2, Texas A&M University, College Station, Texas, United States
The buildup of radiation damage in nuclear materials often depends on the spatial distribution of atomic displacements within collision cascades. Although collision cascades have previously been described as fractals, the correlation of their fractal parameters with experimental observations of radiation damage buildup remains elusive. Here, we use a recently developed pulsed-ion-beam method to study defect interaction dynamics in SiC irradiated at 100 C with 500 keV ions of different masses. Experimental data is analyzed with a model of radiation damage formation which accounts for the fractal nature of collision cascades. Our emphasis is on the extraction of the effective defect diffusion length from pulsed beam measurements. Results show that collision cascades are mass fractals with fractal dimensions in the range of ~1-2, depending on ion mass, energy, and the depth from the sample surface. Within our fractal model, the effective defect diffusion length is ~10 nm, and it decreases with increasing cascade density. These results demonstrate a general method by which the fractal nature of collision cascades can be used to explain experimental observations and predict material's response to radiation.
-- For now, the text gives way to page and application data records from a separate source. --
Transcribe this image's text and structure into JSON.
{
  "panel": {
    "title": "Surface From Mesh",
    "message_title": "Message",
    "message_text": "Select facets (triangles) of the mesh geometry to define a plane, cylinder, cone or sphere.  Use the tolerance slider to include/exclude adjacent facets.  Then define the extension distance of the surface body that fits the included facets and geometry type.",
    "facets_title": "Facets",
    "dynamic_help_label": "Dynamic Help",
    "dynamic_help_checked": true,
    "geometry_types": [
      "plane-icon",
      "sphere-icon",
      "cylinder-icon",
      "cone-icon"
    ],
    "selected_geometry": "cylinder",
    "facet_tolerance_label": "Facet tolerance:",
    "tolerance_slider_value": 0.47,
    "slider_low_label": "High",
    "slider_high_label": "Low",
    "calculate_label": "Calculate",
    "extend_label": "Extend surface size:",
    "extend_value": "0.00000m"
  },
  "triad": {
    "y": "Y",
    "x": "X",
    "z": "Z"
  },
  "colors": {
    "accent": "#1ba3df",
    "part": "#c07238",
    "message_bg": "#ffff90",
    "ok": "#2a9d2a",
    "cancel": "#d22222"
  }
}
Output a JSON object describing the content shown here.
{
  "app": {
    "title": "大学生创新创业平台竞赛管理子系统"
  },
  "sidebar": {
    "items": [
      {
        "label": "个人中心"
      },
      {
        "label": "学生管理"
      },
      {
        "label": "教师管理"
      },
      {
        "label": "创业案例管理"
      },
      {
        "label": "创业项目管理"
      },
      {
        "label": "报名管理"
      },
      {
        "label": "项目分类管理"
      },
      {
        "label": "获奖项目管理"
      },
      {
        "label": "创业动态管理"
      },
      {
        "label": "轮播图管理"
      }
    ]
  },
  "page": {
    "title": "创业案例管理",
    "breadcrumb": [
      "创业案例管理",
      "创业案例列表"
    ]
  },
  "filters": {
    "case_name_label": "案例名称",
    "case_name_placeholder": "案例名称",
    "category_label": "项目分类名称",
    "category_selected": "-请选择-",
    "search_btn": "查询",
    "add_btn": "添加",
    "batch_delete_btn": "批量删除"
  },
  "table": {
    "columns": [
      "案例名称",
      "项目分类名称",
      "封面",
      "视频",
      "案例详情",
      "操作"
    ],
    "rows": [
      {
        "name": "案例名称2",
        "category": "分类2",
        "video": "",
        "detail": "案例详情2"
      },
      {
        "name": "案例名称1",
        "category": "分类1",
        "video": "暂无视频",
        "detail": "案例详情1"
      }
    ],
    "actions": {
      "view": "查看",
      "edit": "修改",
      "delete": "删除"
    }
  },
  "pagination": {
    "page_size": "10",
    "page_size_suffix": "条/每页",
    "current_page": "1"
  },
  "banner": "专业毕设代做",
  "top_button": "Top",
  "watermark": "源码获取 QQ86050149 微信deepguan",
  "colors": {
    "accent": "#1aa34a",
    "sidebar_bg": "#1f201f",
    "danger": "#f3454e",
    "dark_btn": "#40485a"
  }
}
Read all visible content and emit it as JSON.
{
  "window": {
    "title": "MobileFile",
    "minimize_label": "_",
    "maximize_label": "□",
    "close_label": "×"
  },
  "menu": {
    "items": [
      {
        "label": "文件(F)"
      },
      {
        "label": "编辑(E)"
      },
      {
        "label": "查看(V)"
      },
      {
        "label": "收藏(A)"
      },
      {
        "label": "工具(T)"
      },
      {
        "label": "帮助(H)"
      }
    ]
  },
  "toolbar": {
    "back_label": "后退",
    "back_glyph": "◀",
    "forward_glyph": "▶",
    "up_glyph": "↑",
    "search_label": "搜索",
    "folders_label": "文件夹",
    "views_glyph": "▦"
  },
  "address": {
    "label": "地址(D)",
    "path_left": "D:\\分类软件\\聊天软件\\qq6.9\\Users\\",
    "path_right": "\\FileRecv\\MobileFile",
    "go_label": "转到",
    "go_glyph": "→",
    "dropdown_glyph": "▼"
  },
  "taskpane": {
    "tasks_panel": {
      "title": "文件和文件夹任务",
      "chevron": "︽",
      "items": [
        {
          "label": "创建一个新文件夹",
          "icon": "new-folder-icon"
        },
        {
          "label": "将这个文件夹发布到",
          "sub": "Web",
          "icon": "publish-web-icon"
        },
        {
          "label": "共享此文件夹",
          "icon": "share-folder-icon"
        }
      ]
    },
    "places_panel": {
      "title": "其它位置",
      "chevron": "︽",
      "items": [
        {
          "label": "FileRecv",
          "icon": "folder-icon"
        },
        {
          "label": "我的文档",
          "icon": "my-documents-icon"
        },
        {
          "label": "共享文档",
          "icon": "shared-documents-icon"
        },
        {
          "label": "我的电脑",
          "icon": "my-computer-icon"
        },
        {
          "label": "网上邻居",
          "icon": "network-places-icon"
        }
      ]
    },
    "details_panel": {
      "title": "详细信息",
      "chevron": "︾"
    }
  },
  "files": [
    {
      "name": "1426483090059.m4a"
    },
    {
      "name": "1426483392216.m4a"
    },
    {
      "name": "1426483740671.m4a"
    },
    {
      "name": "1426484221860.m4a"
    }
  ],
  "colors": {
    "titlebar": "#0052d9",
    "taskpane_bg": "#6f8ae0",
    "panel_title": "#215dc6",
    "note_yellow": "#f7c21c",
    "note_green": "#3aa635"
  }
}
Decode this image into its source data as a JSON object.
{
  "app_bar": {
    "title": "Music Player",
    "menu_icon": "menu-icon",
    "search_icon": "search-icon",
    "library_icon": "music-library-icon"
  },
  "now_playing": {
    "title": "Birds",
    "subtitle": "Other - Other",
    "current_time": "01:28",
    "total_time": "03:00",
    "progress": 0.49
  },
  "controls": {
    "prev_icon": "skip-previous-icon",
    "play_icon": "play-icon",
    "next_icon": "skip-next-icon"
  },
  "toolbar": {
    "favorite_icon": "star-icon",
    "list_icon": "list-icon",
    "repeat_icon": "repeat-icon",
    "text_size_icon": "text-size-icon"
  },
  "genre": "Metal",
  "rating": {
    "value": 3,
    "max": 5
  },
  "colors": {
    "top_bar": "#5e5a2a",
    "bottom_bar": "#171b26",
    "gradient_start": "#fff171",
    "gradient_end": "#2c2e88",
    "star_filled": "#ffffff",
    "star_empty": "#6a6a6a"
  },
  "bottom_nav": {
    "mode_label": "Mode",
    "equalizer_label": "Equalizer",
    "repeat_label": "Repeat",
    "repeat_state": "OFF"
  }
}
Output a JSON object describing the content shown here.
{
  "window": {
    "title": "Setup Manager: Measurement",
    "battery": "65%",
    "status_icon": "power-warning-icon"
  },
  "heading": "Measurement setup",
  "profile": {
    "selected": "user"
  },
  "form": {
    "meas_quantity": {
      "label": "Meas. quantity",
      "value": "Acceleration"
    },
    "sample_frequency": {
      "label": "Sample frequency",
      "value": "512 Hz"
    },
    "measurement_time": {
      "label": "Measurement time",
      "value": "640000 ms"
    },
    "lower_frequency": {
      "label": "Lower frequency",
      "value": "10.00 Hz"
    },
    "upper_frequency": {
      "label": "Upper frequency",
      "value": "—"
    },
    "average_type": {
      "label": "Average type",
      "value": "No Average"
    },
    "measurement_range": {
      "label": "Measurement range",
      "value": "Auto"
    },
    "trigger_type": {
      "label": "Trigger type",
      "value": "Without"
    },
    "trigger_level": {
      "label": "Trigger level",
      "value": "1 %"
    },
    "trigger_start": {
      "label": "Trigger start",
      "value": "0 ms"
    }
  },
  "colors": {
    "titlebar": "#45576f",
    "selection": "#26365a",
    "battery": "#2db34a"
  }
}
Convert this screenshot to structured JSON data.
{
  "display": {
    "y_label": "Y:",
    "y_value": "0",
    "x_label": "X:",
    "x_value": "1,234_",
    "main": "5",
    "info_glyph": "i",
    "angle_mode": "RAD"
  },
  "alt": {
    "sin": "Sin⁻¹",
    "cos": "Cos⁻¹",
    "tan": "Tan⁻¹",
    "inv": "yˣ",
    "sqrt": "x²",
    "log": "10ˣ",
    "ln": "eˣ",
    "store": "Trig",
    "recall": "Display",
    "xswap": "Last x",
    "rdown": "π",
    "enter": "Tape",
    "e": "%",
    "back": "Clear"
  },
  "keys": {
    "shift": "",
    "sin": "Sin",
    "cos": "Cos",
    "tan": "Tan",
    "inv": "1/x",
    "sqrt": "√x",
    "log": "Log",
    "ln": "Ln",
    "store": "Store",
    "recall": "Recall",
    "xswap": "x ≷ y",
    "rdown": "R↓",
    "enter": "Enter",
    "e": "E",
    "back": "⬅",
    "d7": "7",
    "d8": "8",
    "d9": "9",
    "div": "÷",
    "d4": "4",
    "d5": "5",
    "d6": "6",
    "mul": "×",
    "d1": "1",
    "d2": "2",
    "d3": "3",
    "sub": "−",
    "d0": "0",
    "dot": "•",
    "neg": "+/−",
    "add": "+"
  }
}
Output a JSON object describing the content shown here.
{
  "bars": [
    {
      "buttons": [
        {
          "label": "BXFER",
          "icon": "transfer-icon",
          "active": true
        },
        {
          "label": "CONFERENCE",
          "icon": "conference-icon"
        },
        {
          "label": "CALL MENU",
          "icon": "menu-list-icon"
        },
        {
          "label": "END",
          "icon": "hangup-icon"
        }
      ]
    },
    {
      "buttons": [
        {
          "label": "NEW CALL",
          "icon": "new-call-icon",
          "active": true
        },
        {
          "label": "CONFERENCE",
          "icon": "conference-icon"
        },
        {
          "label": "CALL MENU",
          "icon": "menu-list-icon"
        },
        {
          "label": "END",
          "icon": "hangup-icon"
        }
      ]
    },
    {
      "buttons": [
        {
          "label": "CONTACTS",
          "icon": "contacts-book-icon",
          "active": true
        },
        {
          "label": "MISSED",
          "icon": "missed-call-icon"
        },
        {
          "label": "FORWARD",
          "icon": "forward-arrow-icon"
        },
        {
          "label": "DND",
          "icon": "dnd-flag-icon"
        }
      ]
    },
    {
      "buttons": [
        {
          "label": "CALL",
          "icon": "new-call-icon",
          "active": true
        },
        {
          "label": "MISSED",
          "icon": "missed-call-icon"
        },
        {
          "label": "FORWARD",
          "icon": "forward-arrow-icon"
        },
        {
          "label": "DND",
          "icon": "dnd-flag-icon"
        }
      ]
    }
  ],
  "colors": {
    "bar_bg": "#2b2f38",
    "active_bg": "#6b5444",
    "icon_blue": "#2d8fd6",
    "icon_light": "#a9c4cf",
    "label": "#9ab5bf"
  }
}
This work was performed under the auspices of the U.S. DOE by LLNL under Contract DE-AC52-07NA27344.